|Clasificación internacional||B23K3/06, H05K3/34|
|Clasificación cooperativa||H05K2203/0726, H05K2201/0125, H05K2201/10946, H05K2203/0113, H05K2203/0338, H05K2201/10727, H05K3/3473, H05K3/3484, H05K2203/0415, H05K2203/0235, B23K3/06, H05K2203/041, H05K2201/10424, H05K3/3478|
|Clasificación europea||B23K3/06, H05K3/34F6|
|17 Mar 1986||AS||Assignment|
Owner name: RAYCHEM CORPORATION, 300 CONSTITUTION DRIVE, MENLO
Free format text: ASSIGNMENT OF ASSIGNORS INTEREST.;ASSIGNORS:NOEL, RAYMOND;ROBINSON, WILLIAM M.;CHERIAN, GABE;AND OTHERS;REEL/FRAME:004528/0691;SIGNING DATES FROM 19860311 TO 19860317
|3 Jun 1991||FPAY||Fee payment|
Year of fee payment: 4
|2 Jun 1995||FPAY||Fee payment|
Year of fee payment: 8
|7 Jun 1999||FPAY||Fee payment|
Year of fee payment: 12
|5 Abr 2000||AS||Assignment|
Owner name: TYCO INTERNATIONAL (PA), INC., A CORPORATION OF NE
Free format text: MERGER & REORGANIZATION;ASSIGNOR:RAYCHEM CORPORATION, A CORPORATION OF DELAWARE;REEL/FRAME:011682/0001

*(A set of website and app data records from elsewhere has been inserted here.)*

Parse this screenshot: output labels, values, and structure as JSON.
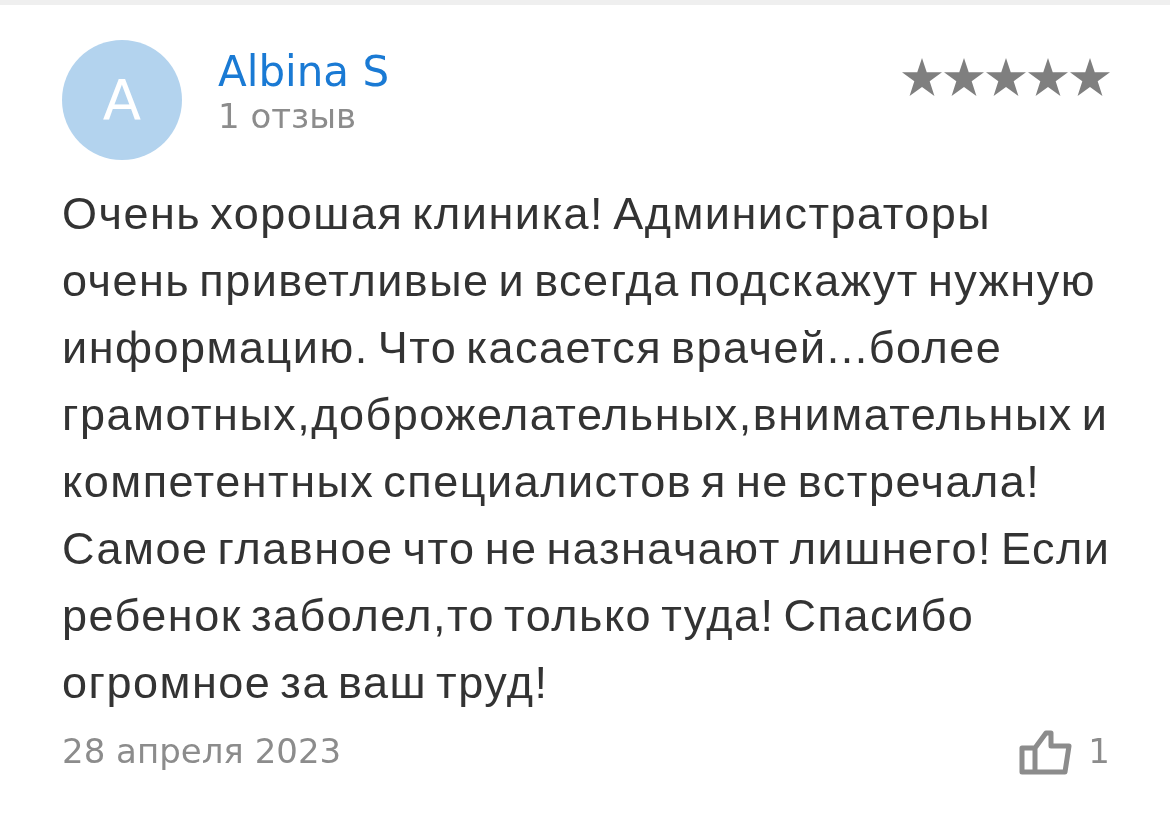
{
  "review": {
    "author": {
      "initial": "A",
      "name": "Albina S",
      "review_count": "1 отзыв"
    },
    "stars": 5,
    "text": "Очень хорошая клиника! Администраторы очень приветливые и всегда подскажут нужную информацию. Что касается врачей...более грамотных,доброжелательных,внимательных и компетентных специалистов я не встречала! Самое главное что не назначают лишнего! Если ребенок заболел,то только туда! Спасибо огромное за ваш труд!",
    "date": "28 апреля 2023",
    "likes": "1"
  }
}
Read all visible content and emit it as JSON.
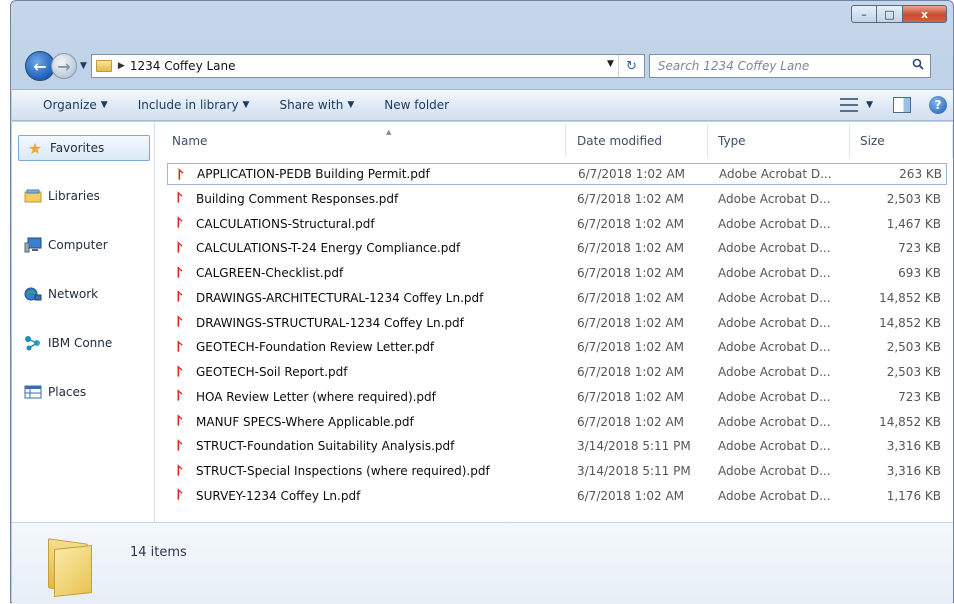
{
  "window": {
    "caption_buttons": {
      "minimize": "–",
      "maximize": "□",
      "close": "x"
    }
  },
  "address_bar": {
    "breadcrumb": "1234 Coffey Lane",
    "search_placeholder": "Search 1234 Coffey Lane"
  },
  "toolbar": {
    "organize": "Organize",
    "include_in_library": "Include in library",
    "share_with": "Share with",
    "new_folder": "New folder"
  },
  "nav_pane": {
    "items": [
      {
        "label": "Favorites",
        "icon": "star-icon"
      },
      {
        "label": "Libraries",
        "icon": "libraries-icon"
      },
      {
        "label": "Computer",
        "icon": "computer-icon"
      },
      {
        "label": "Network",
        "icon": "network-icon"
      },
      {
        "label": "IBM Conne",
        "icon": "ibm-connections-icon"
      },
      {
        "label": "Places",
        "icon": "places-icon"
      }
    ]
  },
  "columns": {
    "name": "Name",
    "date": "Date modified",
    "type": "Type",
    "size": "Size"
  },
  "files": [
    {
      "name": "APPLICATION-PEDB Building Permit.pdf",
      "date": "6/7/2018 1:02 AM",
      "type": "Adobe Acrobat D...",
      "size": "263 KB"
    },
    {
      "name": "Building Comment Responses.pdf",
      "date": "6/7/2018 1:02 AM",
      "type": "Adobe Acrobat D...",
      "size": "2,503 KB"
    },
    {
      "name": "CALCULATIONS-Structural.pdf",
      "date": "6/7/2018 1:02 AM",
      "type": "Adobe Acrobat D...",
      "size": "1,467 KB"
    },
    {
      "name": "CALCULATIONS-T-24 Energy Compliance.pdf",
      "date": "6/7/2018 1:02 AM",
      "type": "Adobe Acrobat D...",
      "size": "723 KB"
    },
    {
      "name": "CALGREEN-Checklist.pdf",
      "date": "6/7/2018 1:02 AM",
      "type": "Adobe Acrobat D...",
      "size": "693 KB"
    },
    {
      "name": "DRAWINGS-ARCHITECTURAL-1234 Coffey Ln.pdf",
      "date": "6/7/2018 1:02 AM",
      "type": "Adobe Acrobat D...",
      "size": "14,852 KB"
    },
    {
      "name": "DRAWINGS-STRUCTURAL-1234 Coffey Ln.pdf",
      "date": "6/7/2018 1:02 AM",
      "type": "Adobe Acrobat D...",
      "size": "14,852 KB"
    },
    {
      "name": "GEOTECH-Foundation Review Letter.pdf",
      "date": "6/7/2018 1:02 AM",
      "type": "Adobe Acrobat D...",
      "size": "2,503 KB"
    },
    {
      "name": "GEOTECH-Soil Report.pdf",
      "date": "6/7/2018 1:02 AM",
      "type": "Adobe Acrobat D...",
      "size": "2,503 KB"
    },
    {
      "name": "HOA Review Letter (where required).pdf",
      "date": "6/7/2018 1:02 AM",
      "type": "Adobe Acrobat D...",
      "size": "723 KB"
    },
    {
      "name": "MANUF SPECS-Where Applicable.pdf",
      "date": "6/7/2018 1:02 AM",
      "type": "Adobe Acrobat D...",
      "size": "14,852 KB"
    },
    {
      "name": "STRUCT-Foundation Suitability Analysis.pdf",
      "date": "3/14/2018 5:11 PM",
      "type": "Adobe Acrobat D...",
      "size": "3,316 KB"
    },
    {
      "name": "STRUCT-Special Inspections (where required).pdf",
      "date": "3/14/2018 5:11 PM",
      "type": "Adobe Acrobat D...",
      "size": "3,316 KB"
    },
    {
      "name": "SURVEY-1234 Coffey Ln.pdf",
      "date": "6/7/2018 1:02 AM",
      "type": "Adobe Acrobat D...",
      "size": "1,176 KB"
    }
  ],
  "details_pane": {
    "item_count": "14 items"
  },
  "colors": {
    "toolbar_text": "#1e3c63",
    "pdf_red": "#d52a1e",
    "selection_border": "#9ab7d8"
  }
}
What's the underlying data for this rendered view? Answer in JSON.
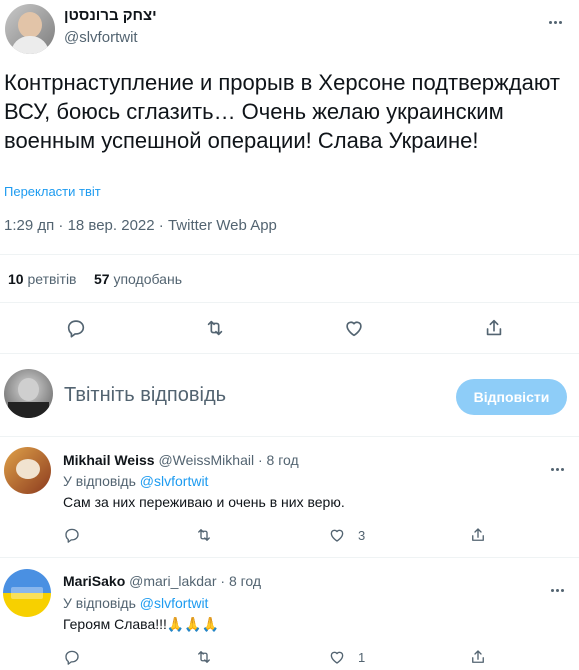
{
  "tweet": {
    "author_name": "יצחק ברונסטן",
    "author_handle": "@slvfortwit",
    "text": "Контрнаступление и прорыв в Херсоне подтверждают ВСУ, боюсь сглазить… Очень желаю украинским военным успешной операции! Слава Украине!",
    "translate_label": "Перекласти твіт",
    "meta": "1:29 дп · 18 вер. 2022 · Twitter Web App",
    "retweets_count": "10",
    "retweets_label": "ретвітів",
    "likes_count": "57",
    "likes_label": "уподобань"
  },
  "composer": {
    "placeholder": "Твітніть відповідь",
    "reply_button": "Відповісти"
  },
  "replies": [
    {
      "name": "Mikhail Weiss",
      "handle": "@WeissMikhail",
      "time": "· 8 год",
      "reply_to_label": "У відповідь",
      "reply_to_handle": "@slvfortwit",
      "text": "Сам за них переживаю и очень в них верю.",
      "like_count": "3"
    },
    {
      "name": "MariSako",
      "handle": "@mari_lakdar",
      "time": "· 8 год",
      "reply_to_label": "У відповідь",
      "reply_to_handle": "@slvfortwit",
      "text": "Героям Слава!!!🙏🙏🙏",
      "like_count": "1"
    }
  ],
  "colors": {
    "accent": "#1d9bf0",
    "muted": "#536471",
    "button_disabled": "#8ecdf8"
  }
}
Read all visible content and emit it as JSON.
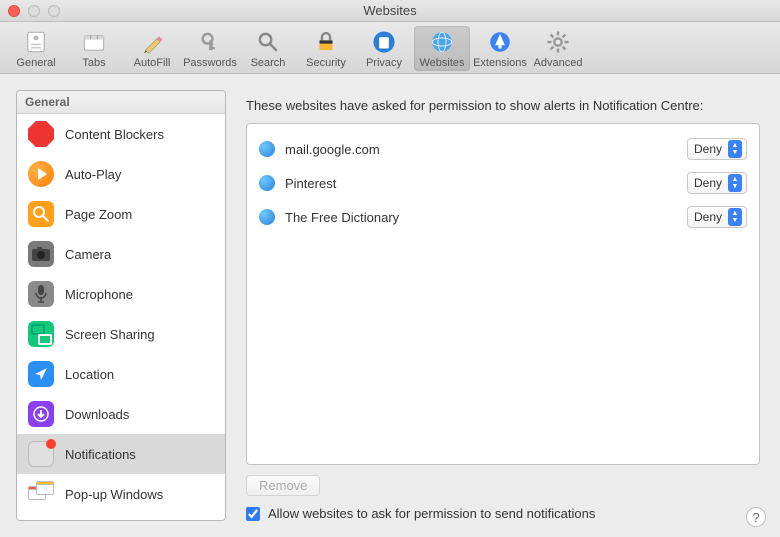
{
  "window": {
    "title": "Websites"
  },
  "toolbar": {
    "items": [
      {
        "id": "general",
        "label": "General"
      },
      {
        "id": "tabs",
        "label": "Tabs"
      },
      {
        "id": "autofill",
        "label": "AutoFill"
      },
      {
        "id": "passwords",
        "label": "Passwords"
      },
      {
        "id": "search",
        "label": "Search"
      },
      {
        "id": "security",
        "label": "Security"
      },
      {
        "id": "privacy",
        "label": "Privacy"
      },
      {
        "id": "websites",
        "label": "Websites"
      },
      {
        "id": "extensions",
        "label": "Extensions"
      },
      {
        "id": "advanced",
        "label": "Advanced"
      }
    ],
    "active": "websites"
  },
  "sidebar": {
    "header": "General",
    "items": [
      {
        "id": "content-blockers",
        "label": "Content Blockers"
      },
      {
        "id": "auto-play",
        "label": "Auto-Play"
      },
      {
        "id": "page-zoom",
        "label": "Page Zoom"
      },
      {
        "id": "camera",
        "label": "Camera"
      },
      {
        "id": "microphone",
        "label": "Microphone"
      },
      {
        "id": "screen-sharing",
        "label": "Screen Sharing"
      },
      {
        "id": "location",
        "label": "Location"
      },
      {
        "id": "downloads",
        "label": "Downloads"
      },
      {
        "id": "notifications",
        "label": "Notifications"
      },
      {
        "id": "popup-windows",
        "label": "Pop-up Windows"
      }
    ],
    "selected": "notifications"
  },
  "main": {
    "heading": "These websites have asked for permission to show alerts in Notification Centre:",
    "sites": [
      {
        "name": "mail.google.com",
        "permission": "Deny"
      },
      {
        "name": "Pinterest",
        "permission": "Deny"
      },
      {
        "name": "The Free Dictionary",
        "permission": "Deny"
      }
    ],
    "remove_label": "Remove",
    "remove_enabled": false,
    "allow_checkbox": {
      "checked": true,
      "label": "Allow websites to ask for permission to send notifications"
    }
  },
  "help_label": "?"
}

Effective date: 19990812
|5 Abr 2001||AS||Assignment|